Images do not belong in the copy; retype the rest of the entries below exactly.

-*-

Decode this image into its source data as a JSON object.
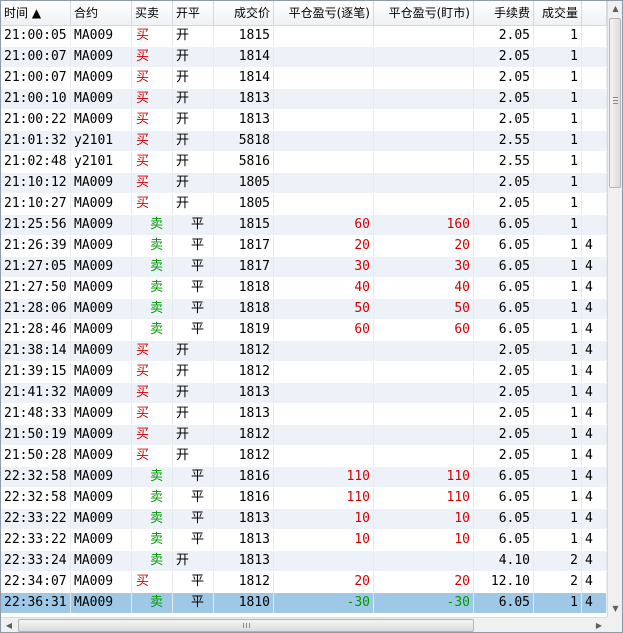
{
  "columns": {
    "time": "时间 ▲",
    "symbol": "合约",
    "bs": "买卖",
    "oc": "开平",
    "price": "成交价",
    "pnl_trade": "平仓盈亏(逐笔)",
    "pnl_mtm": "平仓盈亏(盯市)",
    "fee": "手续费",
    "qty": "成交量"
  },
  "rows": [
    {
      "time": "21:00:05",
      "symbol": "MA009",
      "bs": "买",
      "oc": "开",
      "price": "1815",
      "pnl_trade": "",
      "pnl_mtm": "",
      "fee": "2.05",
      "qty": "1",
      "ext": ""
    },
    {
      "time": "21:00:07",
      "symbol": "MA009",
      "bs": "买",
      "oc": "开",
      "price": "1814",
      "pnl_trade": "",
      "pnl_mtm": "",
      "fee": "2.05",
      "qty": "1",
      "ext": ""
    },
    {
      "time": "21:00:07",
      "symbol": "MA009",
      "bs": "买",
      "oc": "开",
      "price": "1814",
      "pnl_trade": "",
      "pnl_mtm": "",
      "fee": "2.05",
      "qty": "1",
      "ext": ""
    },
    {
      "time": "21:00:10",
      "symbol": "MA009",
      "bs": "买",
      "oc": "开",
      "price": "1813",
      "pnl_trade": "",
      "pnl_mtm": "",
      "fee": "2.05",
      "qty": "1",
      "ext": ""
    },
    {
      "time": "21:00:22",
      "symbol": "MA009",
      "bs": "买",
      "oc": "开",
      "price": "1813",
      "pnl_trade": "",
      "pnl_mtm": "",
      "fee": "2.05",
      "qty": "1",
      "ext": ""
    },
    {
      "time": "21:01:32",
      "symbol": "y2101",
      "bs": "买",
      "oc": "开",
      "price": "5818",
      "pnl_trade": "",
      "pnl_mtm": "",
      "fee": "2.55",
      "qty": "1",
      "ext": ""
    },
    {
      "time": "21:02:48",
      "symbol": "y2101",
      "bs": "买",
      "oc": "开",
      "price": "5816",
      "pnl_trade": "",
      "pnl_mtm": "",
      "fee": "2.55",
      "qty": "1",
      "ext": ""
    },
    {
      "time": "21:10:12",
      "symbol": "MA009",
      "bs": "买",
      "oc": "开",
      "price": "1805",
      "pnl_trade": "",
      "pnl_mtm": "",
      "fee": "2.05",
      "qty": "1",
      "ext": ""
    },
    {
      "time": "21:10:27",
      "symbol": "MA009",
      "bs": "买",
      "oc": "开",
      "price": "1805",
      "pnl_trade": "",
      "pnl_mtm": "",
      "fee": "2.05",
      "qty": "1",
      "ext": ""
    },
    {
      "time": "21:25:56",
      "symbol": "MA009",
      "bs": "卖",
      "oc": "平",
      "price": "1815",
      "pnl_trade": "60",
      "pnl_mtm": "160",
      "fee": "6.05",
      "qty": "1",
      "ext": ""
    },
    {
      "time": "21:26:39",
      "symbol": "MA009",
      "bs": "卖",
      "oc": "平",
      "price": "1817",
      "pnl_trade": "20",
      "pnl_mtm": "20",
      "fee": "6.05",
      "qty": "1",
      "ext": "4"
    },
    {
      "time": "21:27:05",
      "symbol": "MA009",
      "bs": "卖",
      "oc": "平",
      "price": "1817",
      "pnl_trade": "30",
      "pnl_mtm": "30",
      "fee": "6.05",
      "qty": "1",
      "ext": "4"
    },
    {
      "time": "21:27:50",
      "symbol": "MA009",
      "bs": "卖",
      "oc": "平",
      "price": "1818",
      "pnl_trade": "40",
      "pnl_mtm": "40",
      "fee": "6.05",
      "qty": "1",
      "ext": "4"
    },
    {
      "time": "21:28:06",
      "symbol": "MA009",
      "bs": "卖",
      "oc": "平",
      "price": "1818",
      "pnl_trade": "50",
      "pnl_mtm": "50",
      "fee": "6.05",
      "qty": "1",
      "ext": "4"
    },
    {
      "time": "21:28:46",
      "symbol": "MA009",
      "bs": "卖",
      "oc": "平",
      "price": "1819",
      "pnl_trade": "60",
      "pnl_mtm": "60",
      "fee": "6.05",
      "qty": "1",
      "ext": "4"
    },
    {
      "time": "21:38:14",
      "symbol": "MA009",
      "bs": "买",
      "oc": "开",
      "price": "1812",
      "pnl_trade": "",
      "pnl_mtm": "",
      "fee": "2.05",
      "qty": "1",
      "ext": "4"
    },
    {
      "time": "21:39:15",
      "symbol": "MA009",
      "bs": "买",
      "oc": "开",
      "price": "1812",
      "pnl_trade": "",
      "pnl_mtm": "",
      "fee": "2.05",
      "qty": "1",
      "ext": "4"
    },
    {
      "time": "21:41:32",
      "symbol": "MA009",
      "bs": "买",
      "oc": "开",
      "price": "1813",
      "pnl_trade": "",
      "pnl_mtm": "",
      "fee": "2.05",
      "qty": "1",
      "ext": "4"
    },
    {
      "time": "21:48:33",
      "symbol": "MA009",
      "bs": "买",
      "oc": "开",
      "price": "1813",
      "pnl_trade": "",
      "pnl_mtm": "",
      "fee": "2.05",
      "qty": "1",
      "ext": "4"
    },
    {
      "time": "21:50:19",
      "symbol": "MA009",
      "bs": "买",
      "oc": "开",
      "price": "1812",
      "pnl_trade": "",
      "pnl_mtm": "",
      "fee": "2.05",
      "qty": "1",
      "ext": "4"
    },
    {
      "time": "21:50:28",
      "symbol": "MA009",
      "bs": "买",
      "oc": "开",
      "price": "1812",
      "pnl_trade": "",
      "pnl_mtm": "",
      "fee": "2.05",
      "qty": "1",
      "ext": "4"
    },
    {
      "time": "22:32:58",
      "symbol": "MA009",
      "bs": "卖",
      "oc": "平",
      "price": "1816",
      "pnl_trade": "110",
      "pnl_mtm": "110",
      "fee": "6.05",
      "qty": "1",
      "ext": "4"
    },
    {
      "time": "22:32:58",
      "symbol": "MA009",
      "bs": "卖",
      "oc": "平",
      "price": "1816",
      "pnl_trade": "110",
      "pnl_mtm": "110",
      "fee": "6.05",
      "qty": "1",
      "ext": "4"
    },
    {
      "time": "22:33:22",
      "symbol": "MA009",
      "bs": "卖",
      "oc": "平",
      "price": "1813",
      "pnl_trade": "10",
      "pnl_mtm": "10",
      "fee": "6.05",
      "qty": "1",
      "ext": "4"
    },
    {
      "time": "22:33:22",
      "symbol": "MA009",
      "bs": "卖",
      "oc": "平",
      "price": "1813",
      "pnl_trade": "10",
      "pnl_mtm": "10",
      "fee": "6.05",
      "qty": "1",
      "ext": "4"
    },
    {
      "time": "22:33:24",
      "symbol": "MA009",
      "bs": "卖",
      "oc": "开",
      "price": "1813",
      "pnl_trade": "",
      "pnl_mtm": "",
      "fee": "4.10",
      "qty": "2",
      "ext": "4"
    },
    {
      "time": "22:34:07",
      "symbol": "MA009",
      "bs": "买",
      "oc": "平",
      "price": "1812",
      "pnl_trade": "20",
      "pnl_mtm": "20",
      "fee": "12.10",
      "qty": "2",
      "ext": "4"
    },
    {
      "time": "22:36:31",
      "symbol": "MA009",
      "bs": "卖",
      "oc": "平",
      "price": "1810",
      "pnl_trade": "-30",
      "pnl_mtm": "-30",
      "fee": "6.05",
      "qty": "1",
      "ext": "4",
      "selected": true
    }
  ],
  "scrollbars": {
    "up": "▲",
    "down": "▼",
    "left": "◀",
    "right": "▶"
  },
  "colors": {
    "buy": "#d40000",
    "sell": "#009a00",
    "selected_row": "#9fc8e6",
    "alt_row": "#edf1f8"
  }
}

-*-

* [Answer]:
Decode this image into its source data as a JSON object.
{
  "columns": {
    "time": "时间 ▲",
    "symbol": "合约",
    "bs": "买卖",
    "oc": "开平",
    "price": "成交价",
    "pnl_trade": "平仓盈亏(逐笔)",
    "pnl_mtm": "平仓盈亏(盯市)",
    "fee": "手续费",
    "qty": "成交量"
  },
  "rows": [
    {
      "time": "21:00:05",
      "symbol": "MA009",
      "bs": "买",
      "oc": "开",
      "price": "1815",
      "pnl_trade": "",
      "pnl_mtm": "",
      "fee": "2.05",
      "qty": "1",
      "ext": ""
    },
    {
      "time": "21:00:07",
      "symbol": "MA009",
      "bs": "买",
      "oc": "开",
      "price": "1814",
      "pnl_trade": "",
      "pnl_mtm": "",
      "fee": "2.05",
      "qty": "1",
      "ext": ""
    },
    {
      "time": "21:00:07",
      "symbol": "MA009",
      "bs": "买",
      "oc": "开",
      "price": "1814",
      "pnl_trade": "",
      "pnl_mtm": "",
      "fee": "2.05",
      "qty": "1",
      "ext": ""
    },
    {
      "time": "21:00:10",
      "symbol": "MA009",
      "bs": "买",
      "oc": "开",
      "price": "1813",
      "pnl_trade": "",
      "pnl_mtm": "",
      "fee": "2.05",
      "qty": "1",
      "ext": ""
    },
    {
      "time": "21:00:22",
      "symbol": "MA009",
      "bs": "买",
      "oc": "开",
      "price": "1813",
      "pnl_trade": "",
      "pnl_mtm": "",
      "fee": "2.05",
      "qty": "1",
      "ext": ""
    },
    {
      "time": "21:01:32",
      "symbol": "y2101",
      "bs": "买",
      "oc": "开",
      "price": "5818",
      "pnl_trade": "",
      "pnl_mtm": "",
      "fee": "2.55",
      "qty": "1",
      "ext": ""
    },
    {
      "time": "21:02:48",
      "symbol": "y2101",
      "bs": "买",
      "oc": "开",
      "price": "5816",
      "pnl_trade": "",
      "pnl_mtm": "",
      "fee": "2.55",
      "qty": "1",
      "ext": ""
    },
    {
      "time": "21:10:12",
      "symbol": "MA009",
      "bs": "买",
      "oc": "开",
      "price": "1805",
      "pnl_trade": "",
      "pnl_mtm": "",
      "fee": "2.05",
      "qty": "1",
      "ext": ""
    },
    {
      "time": "21:10:27",
      "symbol": "MA009",
      "bs": "买",
      "oc": "开",
      "price": "1805",
      "pnl_trade": "",
      "pnl_mtm": "",
      "fee": "2.05",
      "qty": "1",
      "ext": ""
    },
    {
      "time": "21:25:56",
      "symbol": "MA009",
      "bs": "卖",
      "oc": "平",
      "price": "1815",
      "pnl_trade": "60",
      "pnl_mtm": "160",
      "fee": "6.05",
      "qty": "1",
      "ext": ""
    },
    {
      "time": "21:26:39",
      "symbol": "MA009",
      "bs": "卖",
      "oc": "平",
      "price": "1817",
      "pnl_trade": "20",
      "pnl_mtm": "20",
      "fee": "6.05",
      "qty": "1",
      "ext": "4"
    },
    {
      "time": "21:27:05",
      "symbol": "MA009",
      "bs": "卖",
      "oc": "平",
      "price": "1817",
      "pnl_trade": "30",
      "pnl_mtm": "30",
      "fee": "6.05",
      "qty": "1",
      "ext": "4"
    },
    {
      "time": "21:27:50",
      "symbol": "MA009",
      "bs": "卖",
      "oc": "平",
      "price": "1818",
      "pnl_trade": "40",
      "pnl_mtm": "40",
      "fee": "6.05",
      "qty": "1",
      "ext": "4"
    },
    {
      "time": "21:28:06",
      "symbol": "MA009",
      "bs": "卖",
      "oc": "平",
      "price": "1818",
      "pnl_trade": "50",
      "pnl_mtm": "50",
      "fee": "6.05",
      "qty": "1",
      "ext": "4"
    },
    {
      "time": "21:28:46",
      "symbol": "MA009",
      "bs": "卖",
      "oc": "平",
      "price": "1819",
      "pnl_trade": "60",
      "pnl_mtm": "60",
      "fee": "6.05",
      "qty": "1",
      "ext": "4"
    },
    {
      "time": "21:38:14",
      "symbol": "MA009",
      "bs": "买",
      "oc": "开",
      "price": "1812",
      "pnl_trade": "",
      "pnl_mtm": "",
      "fee": "2.05",
      "qty": "1",
      "ext": "4"
    },
    {
      "time": "21:39:15",
      "symbol": "MA009",
      "bs": "买",
      "oc": "开",
      "price": "1812",
      "pnl_trade": "",
      "pnl_mtm": "",
      "fee": "2.05",
      "qty": "1",
      "ext": "4"
    },
    {
      "time": "21:41:32",
      "symbol": "MA009",
      "bs": "买",
      "oc": "开",
      "price": "1813",
      "pnl_trade": "",
      "pnl_mtm": "",
      "fee": "2.05",
      "qty": "1",
      "ext": "4"
    },
    {
      "time": "21:48:33",
      "symbol": "MA009",
      "bs": "买",
      "oc": "开",
      "price": "1813",
      "pnl_trade": "",
      "pnl_mtm": "",
      "fee": "2.05",
      "qty": "1",
      "ext": "4"
    },
    {
      "time": "21:50:19",
      "symbol": "MA009",
      "bs": "买",
      "oc": "开",
      "price": "1812",
      "pnl_trade": "",
      "pnl_mtm": "",
      "fee": "2.05",
      "qty": "1",
      "ext": "4"
    },
    {
      "time": "21:50:28",
      "symbol": "MA009",
      "bs": "买",
      "oc": "开",
      "price": "1812",
      "pnl_trade": "",
      "pnl_mtm": "",
      "fee": "2.05",
      "qty": "1",
      "ext": "4"
    },
    {
      "time": "22:32:58",
      "symbol": "MA009",
      "bs": "卖",
      "oc": "平",
      "price": "1816",
      "pnl_trade": "110",
      "pnl_mtm": "110",
      "fee": "6.05",
      "qty": "1",
      "ext": "4"
    },
    {
      "time": "22:32:58",
      "symbol": "MA009",
      "bs": "卖",
      "oc": "平",
      "price": "1816",
      "pnl_trade": "110",
      "pnl_mtm": "110",
      "fee": "6.05",
      "qty": "1",
      "ext": "4"
    },
    {
      "time": "22:33:22",
      "symbol": "MA009",
      "bs": "卖",
      "oc": "平",
      "price": "1813",
      "pnl_trade": "10",
      "pnl_mtm": "10",
      "fee": "6.05",
      "qty": "1",
      "ext": "4"
    },
    {
      "time": "22:33:22",
      "symbol": "MA009",
      "bs": "卖",
      "oc": "平",
      "price": "1813",
      "pnl_trade": "10",
      "pnl_mtm": "10",
      "fee": "6.05",
      "qty": "1",
      "ext": "4"
    },
    {
      "time": "22:33:24",
      "symbol": "MA009",
      "bs": "卖",
      "oc": "开",
      "price": "1813",
      "pnl_trade": "",
      "pnl_mtm": "",
      "fee": "4.10",
      "qty": "2",
      "ext": "4"
    },
    {
      "time": "22:34:07",
      "symbol": "MA009",
      "bs": "买",
      "oc": "平",
      "price": "1812",
      "pnl_trade": "20",
      "pnl_mtm": "20",
      "fee": "12.10",
      "qty": "2",
      "ext": "4"
    },
    {
      "time": "22:36:31",
      "symbol": "MA009",
      "bs": "卖",
      "oc": "平",
      "price": "1810",
      "pnl_trade": "-30",
      "pnl_mtm": "-30",
      "fee": "6.05",
      "qty": "1",
      "ext": "4",
      "selected": true
    }
  ],
  "scrollbars": {
    "up": "▲",
    "down": "▼",
    "left": "◀",
    "right": "▶"
  },
  "colors": {
    "buy": "#d40000",
    "sell": "#009a00",
    "selected_row": "#9fc8e6",
    "alt_row": "#edf1f8"
  }
}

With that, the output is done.